[Meredith R. Miller]
Tuesday, September 29, 2009
Do individuals view breach of contract as a moral harm? Dave Hoffman (Temple) and Tess Wilkinson-Ryan (UPenn) explore this question by way of psychology and offer an explanatory theory of contract: we view the unrequited promisee as a sucker. Their engaging paper "Breach is for Suckers" is forthcoming in the Vanderbilt Law Review. Here's the abstract:
This paper presents results from three experiments offering evidence that parties see breach of contract as a form of exploitation, making disappointed promisees into “suckers.” In psychology, being a sucker turns on a three-part definition: betrayal, inequity, and intention. We used web-based questionnaires to test the effect of each of the three factors separately. Our results support the hypothesis that when breach of contract cues an exploitation schema, people become angry, offended, and inclined to retaliate even when retaliation is costly. This theory offers a useful advance insofar it explains why victims of breach demand more than similarly situated tort victims and why breaches to engorge gain are perceived to be more immoral than breaches to avoid loss. In general, the sucker theory provides an explanatory framework for recent experimental work showing that individuals view breach as a moral harm. We describe the implications of this theory for doctrinal problems like liquidated damages, willful breach, and promissory estoppel, and we suggest an agenda for further research.
[Meredith R. Miller]
The Law in Action casebook includes two nicely contrasting cases in its section on the Statute of Frauds and problems that arise in enforcing contracts in the family setting. The first is Fitzpatrick v. Michael, 9 A.2d 639 (Maryland, 1939), in which a man (Orion C. Michael) hires a woman (Marie Ellen Fitzpatrick) to be his nurse, chauffeur, companion, gardener and housekeeper for $8/week plus a promise to will her his home property with all its furnishings and furniture.
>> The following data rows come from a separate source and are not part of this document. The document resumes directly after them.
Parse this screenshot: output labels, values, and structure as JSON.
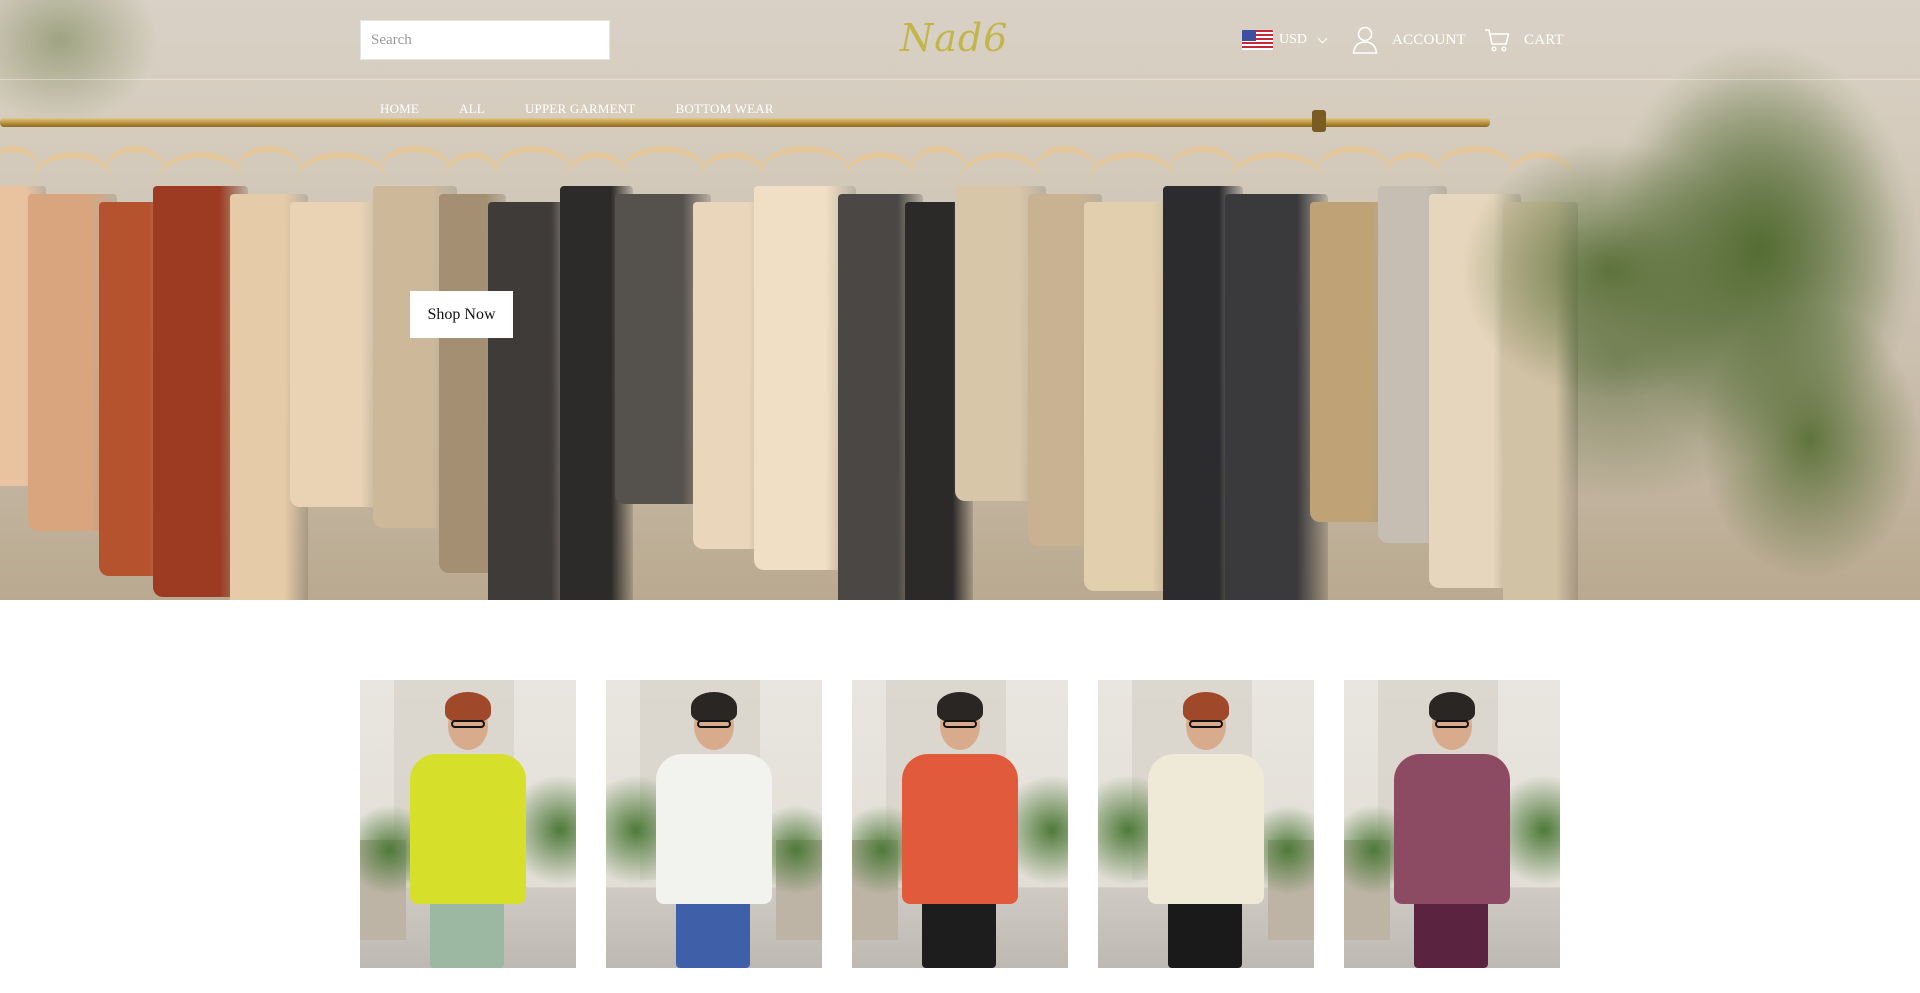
{
  "header": {
    "search_placeholder": "Search",
    "logo_text": "Nad6",
    "currency": "USD",
    "account_label": "ACCOUNT",
    "cart_label": "CART"
  },
  "menu": {
    "items": [
      {
        "label": "HOME"
      },
      {
        "label": "ALL"
      },
      {
        "label": "UPPER GARMENT"
      },
      {
        "label": "BOTTOM WEAR"
      }
    ]
  },
  "hero": {
    "cta_label": "Shop Now"
  },
  "colors": {
    "logo": "#c2b64a",
    "nav_text": "#ffffff",
    "button_bg": "#ffffff"
  },
  "icons": {
    "flag": "us-flag-icon",
    "account": "user-icon",
    "cart": "cart-icon",
    "currency_dropdown": "chevron-down-icon"
  },
  "products": [
    {
      "top_color": "#d6e02a",
      "pants_color": "#9db8a2"
    },
    {
      "top_color": "#f2f2ee",
      "pants_color": "#3f5fa8"
    },
    {
      "top_color": "#e25a3c",
      "pants_color": "#1d1d1d"
    },
    {
      "top_color": "#efe9d8",
      "pants_color": "#1a1a1a"
    },
    {
      "top_color": "#8c4a63",
      "pants_color": "#5a2440"
    }
  ]
}
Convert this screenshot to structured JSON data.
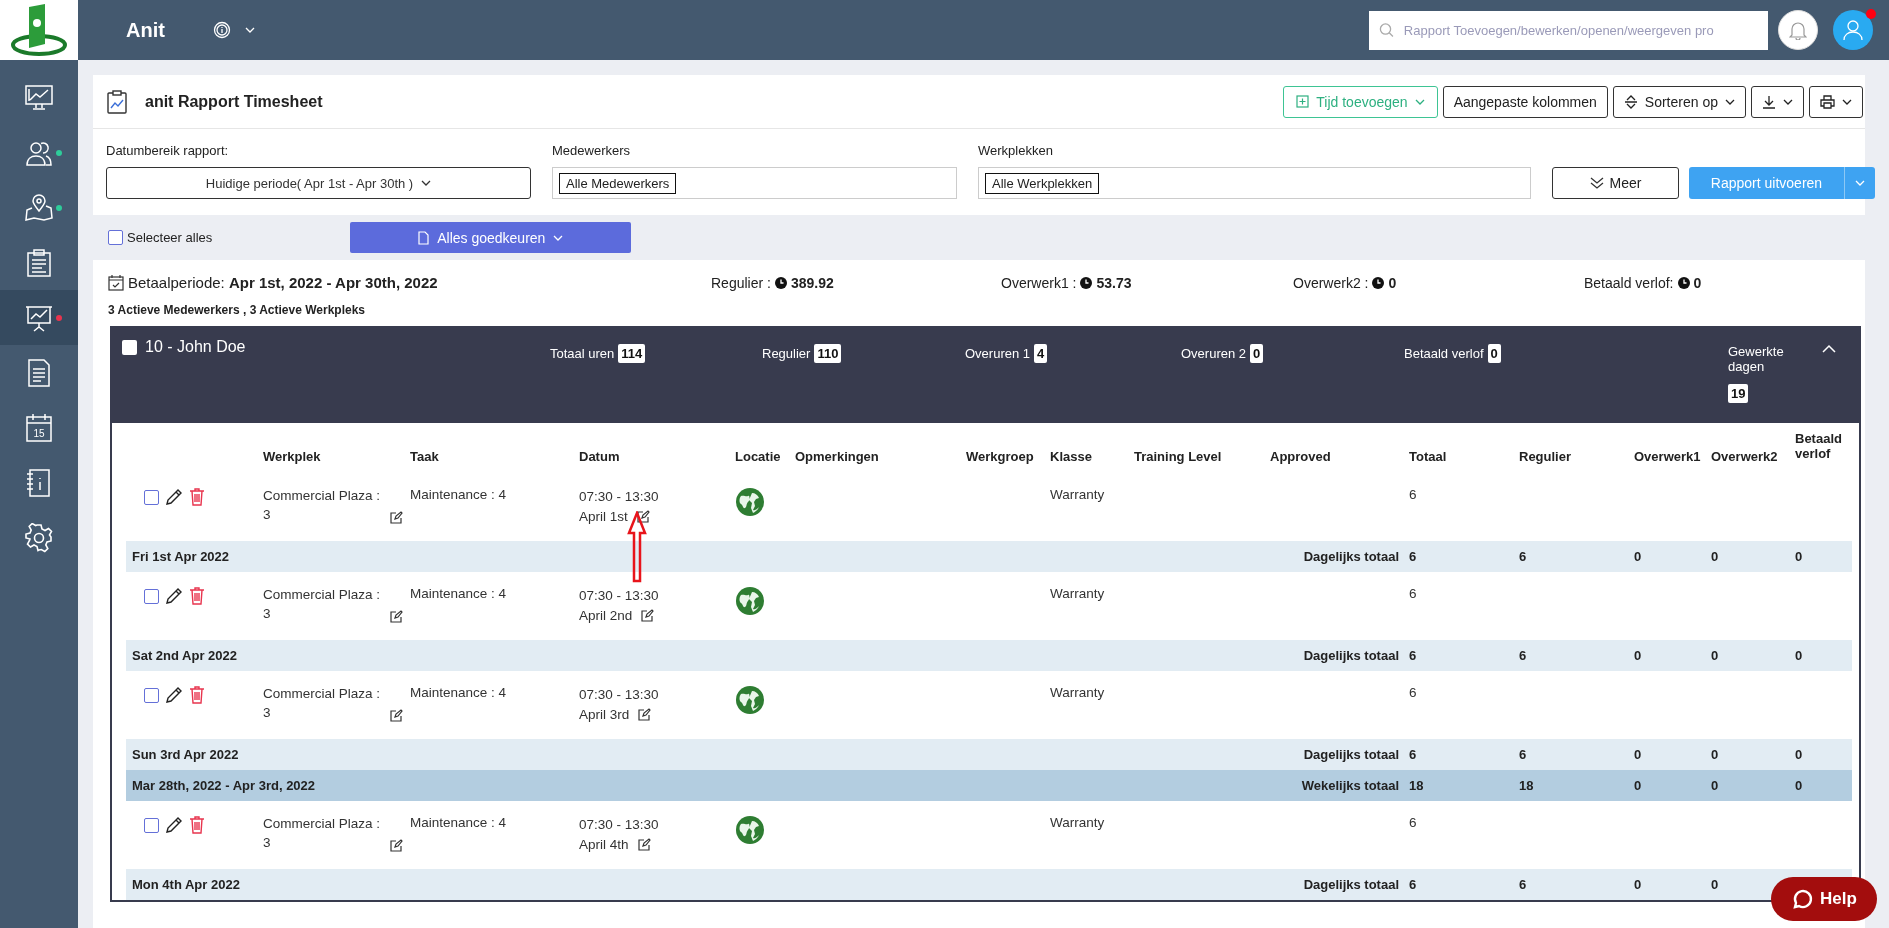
{
  "app": {
    "name": "Anit",
    "search_placeholder": "Rapport Toevoegen/bewerken/openen/weergeven pro",
    "notification": true
  },
  "sidebar": [
    {
      "kind": "dashboard",
      "active": false
    },
    {
      "kind": "users",
      "active": false,
      "color": "#2ecc9a"
    },
    {
      "kind": "map",
      "active": false,
      "color": "#2ecc9a"
    },
    {
      "kind": "clipboard",
      "active": false
    },
    {
      "kind": "presentation",
      "active": true,
      "color": "#e8344e"
    },
    {
      "kind": "document",
      "active": false
    },
    {
      "kind": "calendar",
      "active": false,
      "text": "15"
    },
    {
      "kind": "notebook",
      "active": false
    },
    {
      "kind": "settings",
      "active": false
    }
  ],
  "report": {
    "title": "anit Rapport Timesheet",
    "toolbar": [
      {
        "kind": "add",
        "label": "Tijd toevoegen"
      },
      {
        "kind": "plain",
        "label": "Aangepaste kolommen"
      },
      {
        "kind": "sort",
        "label": "Sorteren op"
      },
      {
        "kind": "download"
      },
      {
        "kind": "print"
      }
    ],
    "filters": [
      {
        "kind": "dropdown",
        "label": "Datumbereik rapport:",
        "value": "Huidige periode( Apr 1st - Apr 30th )"
      },
      {
        "kind": "tags",
        "label": "Medewerkers",
        "tag": "Alle Medewerkers"
      },
      {
        "kind": "tags",
        "label": "Werkplekken",
        "tag": "Alle Werkplekken"
      }
    ],
    "more_button": "Meer",
    "run_button": "Rapport uitvoeren"
  },
  "select_all": {
    "label": "Selecteer alles",
    "checked": false
  },
  "approve_button": "Alles goedkeuren",
  "summary": {
    "period": "Betaalperiode: **Apr 1st, 2022 - Apr 30th, 2022**",
    "totals": [
      {
        "label": "Regulier :",
        "value": "389.92"
      },
      {
        "label": "Overwerk1 :",
        "value": "53.73"
      },
      {
        "label": "Overwerk2 :",
        "value": "0"
      },
      {
        "label": "Betaald verlof:",
        "value": "0"
      }
    ],
    "active": "3 Actieve Medewerkers , 3 Actieve Werkpleks"
  },
  "employee": {
    "name": "10 - John Doe",
    "checked": false,
    "expanded": true,
    "stats": [
      {
        "label": "Totaal uren",
        "value": "114"
      },
      {
        "label": "Regulier",
        "value": "110"
      },
      {
        "label": "Overuren 1",
        "value": "4"
      },
      {
        "label": "Overuren 2",
        "value": "0"
      },
      {
        "label": "Betaald verlof",
        "value": "0"
      },
      {
        "label": "Gewerkte dagen",
        "value": "19"
      }
    ],
    "columns": [
      "Werkplek",
      "Taak",
      "Datum",
      "Locatie",
      "Opmerkingen",
      "Werkgroep",
      "Klasse",
      "Training Level",
      "Approved",
      "Totaal",
      "Regulier",
      "Overwerk1",
      "Overwerk2",
      "Betaald verlof"
    ],
    "rows": [
      {
        "kind": "entry",
        "checked": false,
        "marked": true,
        "werkplek": "Commercial Plaza : 3",
        "taak": "Maintenance : 4",
        "time": "07:30 - 13:30",
        "date": "April 1st",
        "klasse": "Warranty",
        "totaal": "6"
      },
      {
        "kind": "day",
        "date": "Fri 1st Apr 2022",
        "label": "Dagelijks totaal",
        "values": [
          "6",
          "6",
          "0",
          "0",
          "0"
        ]
      },
      {
        "kind": "entry",
        "checked": false,
        "marked": false,
        "werkplek": "Commercial Plaza : 3",
        "taak": "Maintenance : 4",
        "time": "07:30 - 13:30",
        "date": "April 2nd",
        "klasse": "Warranty",
        "totaal": "6"
      },
      {
        "kind": "day",
        "date": "Sat 2nd Apr 2022",
        "label": "Dagelijks totaal",
        "values": [
          "6",
          "6",
          "0",
          "0",
          "0"
        ]
      },
      {
        "kind": "entry",
        "checked": false,
        "marked": false,
        "werkplek": "Commercial Plaza : 3",
        "taak": "Maintenance : 4",
        "time": "07:30 - 13:30",
        "date": "April 3rd",
        "klasse": "Warranty",
        "totaal": "6"
      },
      {
        "kind": "day",
        "date": "Sun 3rd Apr 2022",
        "label": "Dagelijks totaal",
        "values": [
          "6",
          "6",
          "0",
          "0",
          "0"
        ]
      },
      {
        "kind": "week",
        "date": "Mar 28th, 2022  -  Apr 3rd, 2022",
        "label": "Wekelijks totaal",
        "values": [
          "18",
          "18",
          "0",
          "0",
          "0"
        ]
      },
      {
        "kind": "entry",
        "checked": false,
        "marked": false,
        "werkplek": "Commercial Plaza : 3",
        "taak": "Maintenance : 4",
        "time": "07:30 - 13:30",
        "date": "April 4th",
        "klasse": "Warranty",
        "totaal": "6"
      },
      {
        "kind": "day",
        "date": "Mon 4th Apr 2022",
        "label": "Dagelijks totaal",
        "values": [
          "6",
          "6",
          "0",
          "0"
        ]
      }
    ]
  },
  "help_button": "Help"
}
After she performs for two years, culminating in a trip in which she drove him from Maryland to Miami, Florida -- and somehow got him to Cuba as well -- Mr. Michael abruptly decides to end the contractual relationship by having her arrested for trespass when his attempts to get her to leave the property were unavailing. There can be no doubt that Mr. Michael was satisfied with Ms. Fitzpatrick's performance until that point because, in my favorite fact from the case, he took out a newspaper advertisement to announce their happy return to "their home" after a vacation in Florida during which Ms. Fitzpatrick had driven the entire 4,400 miles "without the least mishap either with motor or tires."
Ms. Fitzpatrick sued for specific performance of the contract and relied on her part performance in order to get around the Statute of Frauds. The court first announced that "[t]here can be no possible doubt that upon these facts the plaintiff should be entitled to some relief against the defendant." Unfortunately, the only remedy that the court thought was available was to compel the defendant "to accept the personal services of an employee against his wish and his will." The court found itself without authority to order people to live together when one of them did not wish to do so.
This case made me wonder why American courts are so shy of positive injunctions, Clearly, if the court had ordered Michael to specifically perform he would have settled with Ms. Fitzpatrick. So, here is how I would revise the opinion, were I to address Mr. Michael in verse:
Fitzpatrick v. Michael
I now pronounce you and Marie
To be bound by this solemn decree:
She will be your nurse,
'Til you leave in a hearse;
You owe that to your promisee.
Tune in next week for a Limerick on Brackenbury v. Hodgkin, which illustrates why a court might indeed have good reason to be wary of positive injunctions.